Division of General Preventive Medicine, Department of Family and Community Medicine, Meharry Medical College, Nashville, Tennessee 37208, USA. nbriggs@mmc.eduNo affiliation info availableNo affiliation info available

Pub Type(s)

Journal Article

Language

eng

PubMed ID

11927501

Citation
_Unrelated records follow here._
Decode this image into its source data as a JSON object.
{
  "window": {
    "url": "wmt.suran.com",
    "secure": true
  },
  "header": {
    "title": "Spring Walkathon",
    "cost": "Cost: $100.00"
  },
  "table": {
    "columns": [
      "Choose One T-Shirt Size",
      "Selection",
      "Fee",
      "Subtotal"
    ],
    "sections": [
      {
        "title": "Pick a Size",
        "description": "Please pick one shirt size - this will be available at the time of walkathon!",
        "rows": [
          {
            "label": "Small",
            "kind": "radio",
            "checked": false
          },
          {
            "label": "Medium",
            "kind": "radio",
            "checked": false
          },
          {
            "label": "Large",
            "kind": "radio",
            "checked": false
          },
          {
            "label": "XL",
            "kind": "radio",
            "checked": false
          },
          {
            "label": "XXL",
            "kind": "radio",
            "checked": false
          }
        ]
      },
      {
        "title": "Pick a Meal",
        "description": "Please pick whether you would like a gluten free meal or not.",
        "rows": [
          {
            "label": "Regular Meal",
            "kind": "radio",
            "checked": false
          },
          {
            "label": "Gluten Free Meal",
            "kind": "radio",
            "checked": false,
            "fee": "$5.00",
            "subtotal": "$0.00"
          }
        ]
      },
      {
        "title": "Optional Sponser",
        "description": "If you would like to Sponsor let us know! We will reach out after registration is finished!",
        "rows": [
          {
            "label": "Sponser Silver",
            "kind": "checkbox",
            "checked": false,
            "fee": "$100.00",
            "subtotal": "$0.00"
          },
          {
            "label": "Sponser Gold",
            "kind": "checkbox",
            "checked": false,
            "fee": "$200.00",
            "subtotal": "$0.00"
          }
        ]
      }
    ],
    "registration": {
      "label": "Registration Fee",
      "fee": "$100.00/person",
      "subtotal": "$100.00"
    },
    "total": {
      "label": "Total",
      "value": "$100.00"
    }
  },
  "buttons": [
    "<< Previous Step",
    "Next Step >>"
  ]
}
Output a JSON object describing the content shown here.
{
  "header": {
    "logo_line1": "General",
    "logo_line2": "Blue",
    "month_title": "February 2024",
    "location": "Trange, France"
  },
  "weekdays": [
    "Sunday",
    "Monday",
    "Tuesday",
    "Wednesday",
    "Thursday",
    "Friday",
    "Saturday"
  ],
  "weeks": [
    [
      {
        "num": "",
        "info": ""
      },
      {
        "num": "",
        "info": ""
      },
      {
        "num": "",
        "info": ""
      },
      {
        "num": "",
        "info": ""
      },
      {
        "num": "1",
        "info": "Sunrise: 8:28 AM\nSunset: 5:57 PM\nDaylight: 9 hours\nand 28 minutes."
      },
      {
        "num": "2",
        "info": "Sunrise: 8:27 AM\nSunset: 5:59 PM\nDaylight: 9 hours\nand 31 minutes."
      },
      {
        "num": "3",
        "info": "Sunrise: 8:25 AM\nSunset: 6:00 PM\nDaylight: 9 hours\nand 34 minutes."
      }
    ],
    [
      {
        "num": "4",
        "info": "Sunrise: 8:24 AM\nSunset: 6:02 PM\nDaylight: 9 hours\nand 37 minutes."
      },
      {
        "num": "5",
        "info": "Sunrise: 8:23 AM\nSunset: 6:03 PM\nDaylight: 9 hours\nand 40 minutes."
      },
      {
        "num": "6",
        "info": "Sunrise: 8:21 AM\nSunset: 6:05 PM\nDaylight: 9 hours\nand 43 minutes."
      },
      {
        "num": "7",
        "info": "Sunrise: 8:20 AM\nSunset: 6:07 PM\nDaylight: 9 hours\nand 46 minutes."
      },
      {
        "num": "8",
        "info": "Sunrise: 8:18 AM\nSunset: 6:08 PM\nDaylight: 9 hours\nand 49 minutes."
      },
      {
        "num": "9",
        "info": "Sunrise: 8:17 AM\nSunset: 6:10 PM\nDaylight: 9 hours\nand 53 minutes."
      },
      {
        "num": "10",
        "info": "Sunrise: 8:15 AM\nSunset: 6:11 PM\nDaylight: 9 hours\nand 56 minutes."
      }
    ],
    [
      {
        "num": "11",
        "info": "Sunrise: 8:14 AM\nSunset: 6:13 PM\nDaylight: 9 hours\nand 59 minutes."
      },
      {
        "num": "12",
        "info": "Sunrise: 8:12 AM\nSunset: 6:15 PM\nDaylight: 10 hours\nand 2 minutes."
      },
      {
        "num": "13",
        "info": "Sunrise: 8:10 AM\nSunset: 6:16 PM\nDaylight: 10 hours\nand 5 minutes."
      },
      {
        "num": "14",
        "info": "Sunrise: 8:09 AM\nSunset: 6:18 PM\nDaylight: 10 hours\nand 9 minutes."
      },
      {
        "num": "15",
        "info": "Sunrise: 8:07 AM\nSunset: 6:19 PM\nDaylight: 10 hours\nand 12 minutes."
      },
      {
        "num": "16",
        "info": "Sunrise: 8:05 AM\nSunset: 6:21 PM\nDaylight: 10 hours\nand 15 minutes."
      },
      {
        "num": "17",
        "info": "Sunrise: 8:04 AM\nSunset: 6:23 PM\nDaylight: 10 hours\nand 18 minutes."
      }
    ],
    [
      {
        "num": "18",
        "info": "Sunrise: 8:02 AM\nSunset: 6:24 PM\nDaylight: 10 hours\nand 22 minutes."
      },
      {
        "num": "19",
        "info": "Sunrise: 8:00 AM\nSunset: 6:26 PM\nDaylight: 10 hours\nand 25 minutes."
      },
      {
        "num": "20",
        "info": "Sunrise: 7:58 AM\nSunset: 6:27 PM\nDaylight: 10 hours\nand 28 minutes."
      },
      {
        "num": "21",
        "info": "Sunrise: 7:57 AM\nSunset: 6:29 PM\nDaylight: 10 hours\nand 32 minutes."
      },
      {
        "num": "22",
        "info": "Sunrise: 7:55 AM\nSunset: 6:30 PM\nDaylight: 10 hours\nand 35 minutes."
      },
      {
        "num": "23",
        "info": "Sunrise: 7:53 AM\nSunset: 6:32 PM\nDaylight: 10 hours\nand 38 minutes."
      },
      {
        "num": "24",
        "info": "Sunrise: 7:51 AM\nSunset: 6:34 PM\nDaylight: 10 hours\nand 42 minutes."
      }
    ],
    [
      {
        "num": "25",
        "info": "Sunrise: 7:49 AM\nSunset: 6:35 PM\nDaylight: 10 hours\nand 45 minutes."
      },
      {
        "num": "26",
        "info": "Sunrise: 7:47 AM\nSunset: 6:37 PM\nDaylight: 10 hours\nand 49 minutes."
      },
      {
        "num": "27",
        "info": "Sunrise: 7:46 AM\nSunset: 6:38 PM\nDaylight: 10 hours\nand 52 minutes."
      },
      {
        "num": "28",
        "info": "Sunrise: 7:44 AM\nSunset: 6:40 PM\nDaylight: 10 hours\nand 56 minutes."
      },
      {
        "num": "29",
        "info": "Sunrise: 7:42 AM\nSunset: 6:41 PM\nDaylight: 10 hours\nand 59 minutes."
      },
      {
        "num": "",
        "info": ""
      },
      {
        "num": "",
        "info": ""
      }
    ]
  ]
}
Briggs, Nathaniel C., et al. "Allergies and Risk of non-Hodgkin's Lymphoma By Subtype." Cancer Epidemiology, Biomarkers & Prevention : a Publication of the American Association for Cancer Research, Cosponsored By the American Society of Preventive Oncology, vol. 11, no. 4, 2002, pp. 401-7.
Briggs NC, Levine RS, Brann EA. Allergies and risk of non-Hodgkin's lymphoma by subtype. Cancer Epidemiol Biomarkers Prev. 2002;11(4):401-7.
Briggs, N. C., Levine, R. S., & Brann, E. A. (2002). Allergies and risk of non-Hodgkin's lymphoma by subtype. Cancer Epidemiology, Biomarkers & Prevention : a Publication of the American Association for Cancer Research, Cosponsored By the American Society of Preventive Oncology, 11(4), pp. 401-7.
Briggs NC, Levine RS, Brann EA. Allergies and Risk of non-Hodgkin's Lymphoma By Subtype. Cancer Epidemiol Biomarkers Prev. 2002;11(4):401-7. PubMed PMID: 11927501.
* Article titles in AMA citation format should be in sentence-case
TY - JOUR T1 - Allergies and risk of non-Hodgkin's lymphoma by subtype. AU - Briggs,Nathaniel C, AU - Levine,Robert S, AU - Brann,Edward A, PY - 2002/4/3/pubmed PY - 2002/4/24/medline PY - 2002/4/3/entrez SP - 401 EP - 7 JF - Cancer epidemiology, biomarkers & prevention : a publication of the American Association for Cancer Research, cosponsored by the American Society of Preventive Oncology JO - Cancer Epidemiol. Biomarkers Prev. VL - 11 IS - 4 N2 - To investigate the relation between allergy and risk for non-Hodgkin's lymphoma (NHL), data were analyzed from the Selected Cancers Study. Cases (n = 952) were men ages 32-60 years diagnosed with NHL from 1984 to 1988 and identified by eight population-based United States cancer registries. Controls (n = 1691) were recruited by random-digit telephone dialing and frequency matched to cases by age and geographic region of cancer registry. Logistic regression was used to calculate odds ratios and 95% confidence intervals adjusted for age, cancer registry, education, and race/ethnicity. There was no evidence that a general history of allergy was significantly associated with either overall NHL risk (odds ratio: 1.0; 95% confidence interval: 0.8-1.2) or risk for major NHL subtypes (follicular, diffuse, small cell lymphocytic, and immunoblastic). Similarly, no significant associations were observed for the most commonly reported specific allergies, including those to plants, dust, food, animals, and medications. Significant NHL subtype-specific associations were found for allergies to insects (immunoblastic) and chemicals (diffuse and small cell lymphocytic). However, these allergies were reported by relatively few study participants, and the associations may have been because of chance. In conclusion, we found little evidence that either a general history of allergy or commonly reported specific allergies are associated with NHL. SN - 1055-9965 UR - https://www.unboundmedicine.com/medline/citation/11927501/Allergies_and_risk_of_non_Hodgkin's_lymphoma_by_subtype_ L2 - http://cebp.aacrjournals.org/cgi/pmidlookup?view=long&pmid=11927501 DB - PRIME DP - Unbound Medicine ER -